Search thousands of jobs, from paraprofessionals to counselors and more.
View Jobs

Read Next

School & District Management Opinion Leaders, Your Communication Plan Needs to Start With Your Staff
Staff members are the point of contact for thousands of interactions with the public each day. They can’t be the last to know of changes.
Gladys I. Cruz
2 min read
A staff meeting around a table.
Vanessa Solis/Education Week and Getty Images
School & District Management L.A. Unified to Require Testing of Students, Staff Regardless of Vaccination Status
The policy change in the nation's second-largest school district comes amid rising coronavirus cases, largely blamed on the Delta variant.
Howard Blume, Los Angeles Times
4 min read

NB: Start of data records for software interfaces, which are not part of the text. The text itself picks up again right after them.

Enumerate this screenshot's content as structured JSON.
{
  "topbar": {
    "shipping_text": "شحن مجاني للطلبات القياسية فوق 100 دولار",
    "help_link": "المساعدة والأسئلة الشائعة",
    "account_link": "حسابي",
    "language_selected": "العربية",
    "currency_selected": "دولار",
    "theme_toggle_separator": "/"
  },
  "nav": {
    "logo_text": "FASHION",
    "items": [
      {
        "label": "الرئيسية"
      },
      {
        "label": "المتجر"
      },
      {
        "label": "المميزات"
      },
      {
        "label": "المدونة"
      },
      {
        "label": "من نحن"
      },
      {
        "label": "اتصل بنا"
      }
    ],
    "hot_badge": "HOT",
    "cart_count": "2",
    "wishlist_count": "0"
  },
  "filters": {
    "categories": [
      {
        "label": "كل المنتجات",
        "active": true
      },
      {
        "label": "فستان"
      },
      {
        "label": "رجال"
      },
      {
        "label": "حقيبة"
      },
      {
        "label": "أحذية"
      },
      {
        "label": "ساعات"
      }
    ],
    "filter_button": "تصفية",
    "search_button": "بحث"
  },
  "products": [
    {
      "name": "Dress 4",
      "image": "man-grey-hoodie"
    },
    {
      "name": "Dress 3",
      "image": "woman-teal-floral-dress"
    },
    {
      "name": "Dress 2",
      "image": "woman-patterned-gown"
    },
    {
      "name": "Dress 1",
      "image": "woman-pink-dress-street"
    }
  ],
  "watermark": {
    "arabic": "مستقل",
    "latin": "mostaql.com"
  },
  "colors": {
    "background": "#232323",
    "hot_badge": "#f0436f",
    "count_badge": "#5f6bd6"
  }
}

L.A. schools interim Sup Megan K. Reilly visits Fairfax High School's "Field Day" event to launch the Ready Set volunteer recruitment campaign to highlight the nationwide need for mentors and tutors, to prepare the country's public education students for the upcoming school year. The event coincides with National Summer Learning Week, where U.S. Secretary of Education Miguel Cardona is highlighting the importance of re-engaging students and building excitement around returning to in-person learning this fall. high school, with interim LAUSD superintendent and others. Fairfax High School on Wednesday, July 14, 2021 in Los Angeles, CA.
In this July 14, 2021, photo, Los Angeles Unified School District interim Superintendent Megan K. Reilly speaks at an event at Fairfax High School in Los Angeles. Reilly announced a new district policy Thursday requiring all students and employees of the Los Angeles school district to take weekly coronavirus tests regardless of their vaccination status.
Al Seib/Los Angeles Times via TNS
School & District Management Why School Boards Are Now Hot Spots for Nasty Politics
Nationalized politics, shifts in local news coverage, and the rise of social media are turning school board meetings into slug fests.
11 min read
Collage of people yelling, praying, and masked in a board room.
Collage by Gina Tomko/Education Week and Getty Images
School & District Management Opinion The Six Leadership Lessons I Learned From the Pandemic
These guiding principles can help leaders prepare for another challenging year—and any future crises to come.
David Vroonland
3 min read
A hand about to touch a phone.
Vanessa Solis/Education Week and Getty Images